> **To do**:
Copy out the entries exactly. Print them in full.

> **Records from a data source**:

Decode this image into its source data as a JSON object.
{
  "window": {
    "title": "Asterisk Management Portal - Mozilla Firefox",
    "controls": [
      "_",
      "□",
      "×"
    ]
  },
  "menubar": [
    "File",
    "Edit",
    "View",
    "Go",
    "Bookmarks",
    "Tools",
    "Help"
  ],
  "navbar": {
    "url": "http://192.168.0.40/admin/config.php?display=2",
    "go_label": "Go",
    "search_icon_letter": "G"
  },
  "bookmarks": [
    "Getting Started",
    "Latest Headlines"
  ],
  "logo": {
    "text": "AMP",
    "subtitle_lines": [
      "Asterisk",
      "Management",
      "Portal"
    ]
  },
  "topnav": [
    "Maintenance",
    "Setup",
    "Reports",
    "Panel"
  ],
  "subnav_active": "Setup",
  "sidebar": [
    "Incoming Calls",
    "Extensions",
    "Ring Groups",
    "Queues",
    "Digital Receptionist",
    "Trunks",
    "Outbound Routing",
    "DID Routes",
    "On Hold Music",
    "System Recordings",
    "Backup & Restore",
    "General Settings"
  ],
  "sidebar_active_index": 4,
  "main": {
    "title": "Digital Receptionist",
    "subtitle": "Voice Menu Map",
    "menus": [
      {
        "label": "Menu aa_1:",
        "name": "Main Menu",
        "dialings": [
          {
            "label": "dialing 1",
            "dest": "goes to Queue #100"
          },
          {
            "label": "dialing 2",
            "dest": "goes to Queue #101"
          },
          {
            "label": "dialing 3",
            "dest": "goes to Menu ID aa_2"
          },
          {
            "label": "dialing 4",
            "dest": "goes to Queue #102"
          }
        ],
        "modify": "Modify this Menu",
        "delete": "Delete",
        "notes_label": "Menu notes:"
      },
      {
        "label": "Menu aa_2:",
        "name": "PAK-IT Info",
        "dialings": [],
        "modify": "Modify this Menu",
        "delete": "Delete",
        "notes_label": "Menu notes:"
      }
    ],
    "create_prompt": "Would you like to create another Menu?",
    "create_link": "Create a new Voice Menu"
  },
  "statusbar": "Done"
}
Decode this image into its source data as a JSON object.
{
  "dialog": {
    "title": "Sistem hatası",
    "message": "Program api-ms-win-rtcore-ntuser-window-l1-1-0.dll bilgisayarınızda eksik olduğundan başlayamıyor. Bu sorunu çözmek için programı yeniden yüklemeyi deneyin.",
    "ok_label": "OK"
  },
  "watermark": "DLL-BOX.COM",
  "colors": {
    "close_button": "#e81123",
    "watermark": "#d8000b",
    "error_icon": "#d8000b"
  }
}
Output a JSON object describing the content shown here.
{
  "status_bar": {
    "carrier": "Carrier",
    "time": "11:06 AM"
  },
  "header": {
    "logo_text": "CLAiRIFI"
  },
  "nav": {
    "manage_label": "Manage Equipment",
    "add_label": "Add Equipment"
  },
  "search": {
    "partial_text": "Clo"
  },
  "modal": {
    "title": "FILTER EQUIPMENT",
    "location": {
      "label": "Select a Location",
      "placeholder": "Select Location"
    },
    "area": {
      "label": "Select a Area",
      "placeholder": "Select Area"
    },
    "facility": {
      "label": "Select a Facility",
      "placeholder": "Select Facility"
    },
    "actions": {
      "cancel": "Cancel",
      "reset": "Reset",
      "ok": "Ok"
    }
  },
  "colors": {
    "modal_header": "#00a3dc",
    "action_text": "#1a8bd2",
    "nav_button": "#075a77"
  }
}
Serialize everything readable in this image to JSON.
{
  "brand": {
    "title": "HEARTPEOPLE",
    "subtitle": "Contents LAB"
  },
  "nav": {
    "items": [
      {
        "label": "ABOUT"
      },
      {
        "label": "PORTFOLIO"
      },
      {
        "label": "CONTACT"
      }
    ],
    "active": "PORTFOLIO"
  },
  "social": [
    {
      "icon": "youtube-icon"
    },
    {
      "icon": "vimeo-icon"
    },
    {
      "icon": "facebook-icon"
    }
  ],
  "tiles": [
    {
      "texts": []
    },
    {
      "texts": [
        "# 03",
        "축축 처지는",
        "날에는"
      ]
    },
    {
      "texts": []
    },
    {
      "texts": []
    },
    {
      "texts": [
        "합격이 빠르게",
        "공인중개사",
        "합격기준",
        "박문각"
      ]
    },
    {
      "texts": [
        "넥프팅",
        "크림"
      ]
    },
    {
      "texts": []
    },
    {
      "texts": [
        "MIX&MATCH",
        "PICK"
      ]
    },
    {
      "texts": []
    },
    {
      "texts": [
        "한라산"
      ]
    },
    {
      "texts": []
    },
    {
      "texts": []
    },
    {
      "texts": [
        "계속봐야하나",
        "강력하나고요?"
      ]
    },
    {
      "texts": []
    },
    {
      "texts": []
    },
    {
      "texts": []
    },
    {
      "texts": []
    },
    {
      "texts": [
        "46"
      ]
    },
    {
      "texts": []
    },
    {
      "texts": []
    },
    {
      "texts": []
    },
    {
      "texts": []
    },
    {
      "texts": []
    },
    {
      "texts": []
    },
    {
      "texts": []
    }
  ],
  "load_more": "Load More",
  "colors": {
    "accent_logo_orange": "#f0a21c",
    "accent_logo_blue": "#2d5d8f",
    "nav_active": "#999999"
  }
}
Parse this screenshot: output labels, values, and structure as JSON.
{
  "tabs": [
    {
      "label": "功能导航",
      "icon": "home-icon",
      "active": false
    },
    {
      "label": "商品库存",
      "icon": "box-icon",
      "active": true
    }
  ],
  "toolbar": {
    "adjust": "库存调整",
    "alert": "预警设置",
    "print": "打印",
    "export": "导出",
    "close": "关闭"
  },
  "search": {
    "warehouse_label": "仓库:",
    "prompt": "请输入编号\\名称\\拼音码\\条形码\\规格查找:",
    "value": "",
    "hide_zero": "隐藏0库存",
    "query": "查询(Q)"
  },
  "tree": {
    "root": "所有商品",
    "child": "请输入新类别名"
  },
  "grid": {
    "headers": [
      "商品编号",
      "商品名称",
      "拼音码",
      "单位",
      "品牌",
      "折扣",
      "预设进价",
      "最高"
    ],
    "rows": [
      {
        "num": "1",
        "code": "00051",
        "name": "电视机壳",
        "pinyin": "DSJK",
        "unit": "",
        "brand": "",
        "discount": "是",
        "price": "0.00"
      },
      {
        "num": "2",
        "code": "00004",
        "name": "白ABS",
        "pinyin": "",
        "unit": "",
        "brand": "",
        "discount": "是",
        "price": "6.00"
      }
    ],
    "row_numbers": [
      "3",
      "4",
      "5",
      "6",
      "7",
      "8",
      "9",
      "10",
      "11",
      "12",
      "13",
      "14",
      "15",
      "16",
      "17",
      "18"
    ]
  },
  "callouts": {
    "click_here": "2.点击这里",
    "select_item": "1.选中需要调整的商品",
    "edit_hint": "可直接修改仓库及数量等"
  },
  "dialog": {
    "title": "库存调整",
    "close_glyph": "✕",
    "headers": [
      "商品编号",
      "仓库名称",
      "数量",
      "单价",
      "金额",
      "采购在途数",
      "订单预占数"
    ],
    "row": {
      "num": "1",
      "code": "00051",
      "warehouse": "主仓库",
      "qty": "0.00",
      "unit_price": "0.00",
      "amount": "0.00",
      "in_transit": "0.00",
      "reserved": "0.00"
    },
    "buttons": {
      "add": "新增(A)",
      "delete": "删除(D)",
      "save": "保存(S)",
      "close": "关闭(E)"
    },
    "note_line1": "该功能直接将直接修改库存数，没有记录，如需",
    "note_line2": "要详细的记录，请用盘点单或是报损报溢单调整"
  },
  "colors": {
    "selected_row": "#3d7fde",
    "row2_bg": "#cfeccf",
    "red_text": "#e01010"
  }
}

> **Answer below**:
Decode this image into its source data as a JSON object.
{
  "window": {
    "title": "Asterisk Management Portal - Mozilla Firefox",
    "controls": [
      "_",
      "□",
      "×"
    ]
  },
  "menubar": [
    "File",
    "Edit",
    "View",
    "Go",
    "Bookmarks",
    "Tools",
    "Help"
  ],
  "navbar": {
    "url": "http://192.168.0.40/admin/config.php?display=2",
    "go_label": "Go",
    "search_icon_letter": "G"
  },
  "bookmarks": [
    "Getting Started",
    "Latest Headlines"
  ],
  "logo": {
    "text": "AMP",
    "subtitle_lines": [
      "Asterisk",
      "Management",
      "Portal"
    ]
  },
  "topnav": [
    "Maintenance",
    "Setup",
    "Reports",
    "Panel"
  ],
  "subnav_active": "Setup",
  "sidebar": [
    "Incoming Calls",
    "Extensions",
    "Ring Groups",
    "Queues",
    "Digital Receptionist",
    "Trunks",
    "Outbound Routing",
    "DID Routes",
    "On Hold Music",
    "System Recordings",
    "Backup & Restore",
    "General Settings"
  ],
  "sidebar_active_index": 4,
  "main": {
    "title": "Digital Receptionist",
    "subtitle": "Voice Menu Map",
    "menus": [
      {
        "label": "Menu aa_1:",
        "name": "Main Menu",
        "dialings": [
          {
            "label": "dialing 1",
            "dest": "goes to Queue #100"
          },
          {
            "label": "dialing 2",
            "dest": "goes to Queue #101"
          },
          {
            "label": "dialing 3",
            "dest": "goes to Menu ID aa_2"
          },
          {
            "label": "dialing 4",
            "dest": "goes to Queue #102"
          }
        ],
        "modify": "Modify this Menu",
        "delete": "Delete",
        "notes_label": "Menu notes:"
      },
      {
        "label": "Menu aa_2:",
        "name": "PAK-IT Info",
        "dialings": [],
        "modify": "Modify this Menu",
        "delete": "Delete",
        "notes_label": "Menu notes:"
      }
    ],
    "create_prompt": "Would you like to create another Menu?",
    "create_link": "Create a new Voice Menu"
  },
  "statusbar": "Done"
}
Decode this image into its source data as a JSON object.
{
  "dialog": {
    "title": "Sistem hatası",
    "message": "Program api-ms-win-rtcore-ntuser-window-l1-1-0.dll bilgisayarınızda eksik olduğundan başlayamıyor. Bu sorunu çözmek için programı yeniden yüklemeyi deneyin.",
    "ok_label": "OK"
  },
  "watermark": "DLL-BOX.COM",
  "colors": {
    "close_button": "#e81123",
    "watermark": "#d8000b",
    "error_icon": "#d8000b"
  }
}
Output a JSON object describing the content shown here.
{
  "status_bar": {
    "carrier": "Carrier",
    "time": "11:06 AM"
  },
  "header": {
    "logo_text": "CLAiRIFI"
  },
  "nav": {
    "manage_label": "Manage Equipment",
    "add_label": "Add Equipment"
  },
  "search": {
    "partial_text": "Clo"
  },
  "modal": {
    "title": "FILTER EQUIPMENT",
    "location": {
      "label": "Select a Location",
      "placeholder": "Select Location"
    },
    "area": {
      "label": "Select a Area",
      "placeholder": "Select Area"
    },
    "facility": {
      "label": "Select a Facility",
      "placeholder": "Select Facility"
    },
    "actions": {
      "cancel": "Cancel",
      "reset": "Reset",
      "ok": "Ok"
    }
  },
  "colors": {
    "modal_header": "#00a3dc",
    "action_text": "#1a8bd2",
    "nav_button": "#075a77"
  }
}
Serialize everything readable in this image to JSON.
{
  "brand": {
    "title": "HEARTPEOPLE",
    "subtitle": "Contents LAB"
  },
  "nav": {
    "items": [
      {
        "label": "ABOUT"
      },
      {
        "label": "PORTFOLIO"
      },
      {
        "label": "CONTACT"
      }
    ],
    "active": "PORTFOLIO"
  },
  "social": [
    {
      "icon": "youtube-icon"
    },
    {
      "icon": "vimeo-icon"
    },
    {
      "icon": "facebook-icon"
    }
  ],
  "tiles": [
    {
      "texts": []
    },
    {
      "texts": [
        "# 03",
        "축축 처지는",
        "날에는"
      ]
    },
    {
      "texts": []
    },
    {
      "texts": []
    },
    {
      "texts": [
        "합격이 빠르게",
        "공인중개사",
        "합격기준",
        "박문각"
      ]
    },
    {
      "texts": [
        "넥프팅",
        "크림"
      ]
    },
    {
      "texts": []
    },
    {
      "texts": [
        "MIX&MATCH",
        "PICK"
      ]
    },
    {
      "texts": []
    },
    {
      "texts": [
        "한라산"
      ]
    },
    {
      "texts": []
    },
    {
      "texts": []
    },
    {
      "texts": [
        "계속봐야하나",
        "강력하나고요?"
      ]
    },
    {
      "texts": []
    },
    {
      "texts": []
    },
    {
      "texts": []
    },
    {
      "texts": []
    },
    {
      "texts": [
        "46"
      ]
    },
    {
      "texts": []
    },
    {
      "texts": []
    },
    {
      "texts": []
    },
    {
      "texts": []
    },
    {
      "texts": []
    },
    {
      "texts": []
    },
    {
      "texts": []
    }
  ],
  "load_more": "Load More",
  "colors": {
    "accent_logo_orange": "#f0a21c",
    "accent_logo_blue": "#2d5d8f",
    "nav_active": "#999999"
  }
}
Parse this screenshot: output labels, values, and structure as JSON.
{
  "tabs": [
    {
      "label": "功能导航",
      "icon": "home-icon",
      "active": false
    },
    {
      "label": "商品库存",
      "icon": "box-icon",
      "active": true
    }
  ],
  "toolbar": {
    "adjust": "库存调整",
    "alert": "预警设置",
    "print": "打印",
    "export": "导出",
    "close": "关闭"
  },
  "search": {
    "warehouse_label": "仓库:",
    "prompt": "请输入编号\\名称\\拼音码\\条形码\\规格查找:",
    "value": "",
    "hide_zero": "隐藏0库存",
    "query": "查询(Q)"
  },
  "tree": {
    "root": "所有商品",
    "child": "请输入新类别名"
  },
  "grid": {
    "headers": [
      "商品编号",
      "商品名称",
      "拼音码",
      "单位",
      "品牌",
      "折扣",
      "预设进价",
      "最高"
    ],
    "rows": [
      {
        "num": "1",
        "code": "00051",
        "name": "电视机壳",
        "pinyin": "DSJK",
        "unit": "",
        "brand": "",
        "discount": "是",
        "price": "0.00"
      },
      {
        "num": "2",
        "code": "00004",
        "name": "白ABS",
        "pinyin": "",
        "unit": "",
        "brand": "",
        "discount": "是",
        "price": "6.00"
      }
    ],
    "row_numbers": [
      "3",
      "4",
      "5",
      "6",
      "7",
      "8",
      "9",
      "10",
      "11",
      "12",
      "13",
      "14",
      "15",
      "16",
      "17",
      "18"
    ]
  },
  "callouts": {
    "click_here": "2.点击这里",
    "select_item": "1.选中需要调整的商品",
    "edit_hint": "可直接修改仓库及数量等"
  },
  "dialog": {
    "title": "库存调整",
    "close_glyph": "✕",
    "headers": [
      "商品编号",
      "仓库名称",
      "数量",
      "单价",
      "金额",
      "采购在途数",
      "订单预占数"
    ],
    "row": {
      "num": "1",
      "code": "00051",
      "warehouse": "主仓库",
      "qty": "0.00",
      "unit_price": "0.00",
      "amount": "0.00",
      "in_transit": "0.00",
      "reserved": "0.00"
    },
    "buttons": {
      "add": "新增(A)",
      "delete": "删除(D)",
      "save": "保存(S)",
      "close": "关闭(E)"
    },
    "note_line1": "该功能直接将直接修改库存数，没有记录，如需",
    "note_line2": "要详细的记录，请用盘点单或是报损报溢单调整"
  },
  "colors": {
    "selected_row": "#3d7fde",
    "row2_bg": "#cfeccf",
    "red_text": "#e01010"
  }
}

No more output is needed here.